Oscar said he wanted others to know that they can do it, too — that they also can have faith in God everyday. Even in the moments when everything around him was dark, Oscar knew there was a light and kept on going toward that light, maintaining his faith in God. Oscar ministered to me that day. He gave faith a real face. Moreover, Oscar allowed me to see a different side of HIV/AIDS, the person behind the disease, and the hope and faith he had despite what his present condition looked like.
I was also blessed with the opportunity to interview Roger, a ministry regular who gave his life to Christ when he was 14. Brilliant beyond measure, he is lovingly called “Rabbi Roger” for his great knowledge and insight of the Bible, as well as for his affinity for speaking truth.
Roger has been HIV-positive for nearly 20 years. Although he has two loving parents, Roger still battles feelings of rejection, having been abandoned by his biological father as a baby. Having issues with esteem and a lack of self-worth, Roger turned to drugs as a way of escape as he battled with homosexuality. Diagnosed with HIV in the early 1980s, Roger was devastated when he found out and had to leave the military because of it. In fact, he felt like his life was over and started to hate his homosexuality because of the stigma attached to being HIV-positive.

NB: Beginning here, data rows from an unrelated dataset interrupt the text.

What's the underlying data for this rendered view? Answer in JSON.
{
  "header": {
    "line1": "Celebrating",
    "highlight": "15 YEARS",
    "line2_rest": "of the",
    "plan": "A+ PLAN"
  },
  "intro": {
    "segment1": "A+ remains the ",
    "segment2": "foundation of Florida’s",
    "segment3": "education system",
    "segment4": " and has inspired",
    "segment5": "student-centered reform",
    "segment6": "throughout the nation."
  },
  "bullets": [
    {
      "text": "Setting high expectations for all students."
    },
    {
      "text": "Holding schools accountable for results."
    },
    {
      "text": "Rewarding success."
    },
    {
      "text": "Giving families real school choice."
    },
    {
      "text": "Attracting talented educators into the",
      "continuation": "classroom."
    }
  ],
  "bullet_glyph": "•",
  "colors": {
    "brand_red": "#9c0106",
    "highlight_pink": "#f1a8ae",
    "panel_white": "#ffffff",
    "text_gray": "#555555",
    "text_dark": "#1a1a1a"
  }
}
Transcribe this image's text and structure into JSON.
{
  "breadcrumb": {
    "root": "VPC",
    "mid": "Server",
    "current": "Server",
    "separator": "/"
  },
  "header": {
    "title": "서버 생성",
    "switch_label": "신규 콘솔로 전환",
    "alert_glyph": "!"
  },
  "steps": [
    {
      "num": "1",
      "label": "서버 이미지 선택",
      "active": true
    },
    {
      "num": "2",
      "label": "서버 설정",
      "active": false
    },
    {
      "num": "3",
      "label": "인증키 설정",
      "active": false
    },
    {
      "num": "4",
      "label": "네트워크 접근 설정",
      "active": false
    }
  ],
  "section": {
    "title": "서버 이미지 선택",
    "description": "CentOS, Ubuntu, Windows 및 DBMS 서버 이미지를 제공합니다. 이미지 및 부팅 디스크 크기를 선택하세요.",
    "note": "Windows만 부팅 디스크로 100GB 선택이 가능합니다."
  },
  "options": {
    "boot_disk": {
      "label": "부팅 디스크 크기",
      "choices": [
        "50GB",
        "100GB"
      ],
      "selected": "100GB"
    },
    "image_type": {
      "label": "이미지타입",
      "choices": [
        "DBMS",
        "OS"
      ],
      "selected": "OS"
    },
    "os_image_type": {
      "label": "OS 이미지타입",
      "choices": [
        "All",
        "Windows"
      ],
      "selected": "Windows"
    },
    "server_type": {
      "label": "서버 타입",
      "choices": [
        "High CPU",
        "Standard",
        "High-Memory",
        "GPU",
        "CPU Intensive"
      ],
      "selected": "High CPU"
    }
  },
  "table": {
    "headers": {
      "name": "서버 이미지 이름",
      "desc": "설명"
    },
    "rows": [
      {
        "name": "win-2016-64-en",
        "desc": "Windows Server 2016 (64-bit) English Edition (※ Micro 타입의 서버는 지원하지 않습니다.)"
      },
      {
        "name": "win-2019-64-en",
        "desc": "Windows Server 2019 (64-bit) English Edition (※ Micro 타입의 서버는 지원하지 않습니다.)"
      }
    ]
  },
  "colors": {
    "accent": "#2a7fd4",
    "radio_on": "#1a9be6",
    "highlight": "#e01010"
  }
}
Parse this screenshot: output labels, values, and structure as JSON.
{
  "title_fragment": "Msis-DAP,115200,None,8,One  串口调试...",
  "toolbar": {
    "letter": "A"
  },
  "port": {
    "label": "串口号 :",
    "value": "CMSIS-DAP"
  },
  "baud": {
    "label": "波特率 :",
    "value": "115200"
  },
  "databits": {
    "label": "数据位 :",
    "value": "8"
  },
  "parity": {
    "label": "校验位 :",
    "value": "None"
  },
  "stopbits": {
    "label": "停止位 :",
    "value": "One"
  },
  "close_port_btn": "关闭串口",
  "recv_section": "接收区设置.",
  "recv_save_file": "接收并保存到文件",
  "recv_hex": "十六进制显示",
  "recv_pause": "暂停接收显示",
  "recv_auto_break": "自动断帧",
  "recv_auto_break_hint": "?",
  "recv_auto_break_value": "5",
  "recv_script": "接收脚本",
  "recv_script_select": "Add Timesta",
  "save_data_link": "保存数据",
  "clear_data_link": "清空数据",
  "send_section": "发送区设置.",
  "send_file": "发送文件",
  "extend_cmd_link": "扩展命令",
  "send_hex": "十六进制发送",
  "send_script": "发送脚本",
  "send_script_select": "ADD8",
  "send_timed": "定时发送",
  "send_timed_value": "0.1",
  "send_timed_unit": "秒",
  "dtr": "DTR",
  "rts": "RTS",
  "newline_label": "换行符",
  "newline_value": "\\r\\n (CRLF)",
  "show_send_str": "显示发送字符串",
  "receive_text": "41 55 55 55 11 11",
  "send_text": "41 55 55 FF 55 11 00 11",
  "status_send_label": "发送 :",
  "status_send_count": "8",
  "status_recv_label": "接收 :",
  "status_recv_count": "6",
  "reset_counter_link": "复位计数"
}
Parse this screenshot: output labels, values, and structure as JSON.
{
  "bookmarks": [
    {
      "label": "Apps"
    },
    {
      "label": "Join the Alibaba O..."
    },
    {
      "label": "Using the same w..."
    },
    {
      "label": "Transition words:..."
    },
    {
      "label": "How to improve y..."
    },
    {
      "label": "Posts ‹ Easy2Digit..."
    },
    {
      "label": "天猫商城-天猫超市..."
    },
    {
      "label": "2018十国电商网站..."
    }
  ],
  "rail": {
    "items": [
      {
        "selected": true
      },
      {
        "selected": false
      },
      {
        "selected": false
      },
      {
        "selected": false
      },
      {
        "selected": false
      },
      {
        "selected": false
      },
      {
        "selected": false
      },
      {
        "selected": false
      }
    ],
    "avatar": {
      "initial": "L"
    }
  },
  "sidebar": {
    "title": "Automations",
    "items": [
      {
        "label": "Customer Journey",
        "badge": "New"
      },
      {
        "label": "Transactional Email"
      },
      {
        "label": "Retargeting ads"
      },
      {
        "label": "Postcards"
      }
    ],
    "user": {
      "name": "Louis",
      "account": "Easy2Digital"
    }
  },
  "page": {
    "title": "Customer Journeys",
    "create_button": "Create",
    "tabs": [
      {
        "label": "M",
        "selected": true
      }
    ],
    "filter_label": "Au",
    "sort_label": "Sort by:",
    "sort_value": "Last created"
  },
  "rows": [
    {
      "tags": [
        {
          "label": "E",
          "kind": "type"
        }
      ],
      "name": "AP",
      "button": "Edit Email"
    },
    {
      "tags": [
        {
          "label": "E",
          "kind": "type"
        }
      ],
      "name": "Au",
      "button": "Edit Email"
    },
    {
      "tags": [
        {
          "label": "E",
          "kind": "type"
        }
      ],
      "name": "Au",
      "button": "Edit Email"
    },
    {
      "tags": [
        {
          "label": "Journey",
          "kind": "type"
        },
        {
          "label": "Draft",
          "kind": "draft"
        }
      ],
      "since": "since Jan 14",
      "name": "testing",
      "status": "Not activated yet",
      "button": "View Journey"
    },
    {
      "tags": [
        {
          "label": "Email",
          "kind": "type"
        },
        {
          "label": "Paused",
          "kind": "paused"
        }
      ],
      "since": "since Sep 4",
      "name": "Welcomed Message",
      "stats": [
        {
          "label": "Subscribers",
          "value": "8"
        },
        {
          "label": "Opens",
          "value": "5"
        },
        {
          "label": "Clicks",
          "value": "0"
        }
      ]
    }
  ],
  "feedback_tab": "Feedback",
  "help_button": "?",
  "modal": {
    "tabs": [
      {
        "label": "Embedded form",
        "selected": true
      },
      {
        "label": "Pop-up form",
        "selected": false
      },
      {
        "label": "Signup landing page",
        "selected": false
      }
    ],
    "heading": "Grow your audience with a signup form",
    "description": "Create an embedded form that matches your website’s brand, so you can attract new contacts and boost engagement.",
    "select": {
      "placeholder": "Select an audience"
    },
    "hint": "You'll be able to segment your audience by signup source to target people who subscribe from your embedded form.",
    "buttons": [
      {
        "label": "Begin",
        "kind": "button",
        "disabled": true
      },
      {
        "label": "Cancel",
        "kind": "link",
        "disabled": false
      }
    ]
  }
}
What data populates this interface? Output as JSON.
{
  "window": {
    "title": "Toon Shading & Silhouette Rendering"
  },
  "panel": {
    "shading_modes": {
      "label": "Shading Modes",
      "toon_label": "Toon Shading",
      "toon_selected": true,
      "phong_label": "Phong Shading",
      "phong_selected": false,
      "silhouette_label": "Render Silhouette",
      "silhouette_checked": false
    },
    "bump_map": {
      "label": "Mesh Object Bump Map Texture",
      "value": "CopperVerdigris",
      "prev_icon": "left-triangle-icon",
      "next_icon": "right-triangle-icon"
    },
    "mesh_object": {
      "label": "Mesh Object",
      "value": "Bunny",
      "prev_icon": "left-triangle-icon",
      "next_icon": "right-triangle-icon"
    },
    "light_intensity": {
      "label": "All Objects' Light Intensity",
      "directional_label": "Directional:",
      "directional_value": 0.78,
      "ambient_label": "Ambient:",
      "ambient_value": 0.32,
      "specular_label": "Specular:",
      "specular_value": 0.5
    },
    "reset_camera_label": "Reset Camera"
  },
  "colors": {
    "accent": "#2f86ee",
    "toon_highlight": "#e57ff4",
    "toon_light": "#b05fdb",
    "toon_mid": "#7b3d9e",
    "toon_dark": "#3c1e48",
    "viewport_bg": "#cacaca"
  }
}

Roger told me that there is more to life than death and that HIV/AIDS can be a part of his life — not the end of it! For him, the best way to kill a secret is to let it out, and that is why he speaks to the community about AIDS and why he took the time to share his story with me. I believe that we as the church have a responsibility to offer love, hope and acceptance to those who are living with HIV/AIDS. We, as followers of Jesus Christ, must serve and embrace all people who are both infected and affected by HIV/AIDS, and we must start now.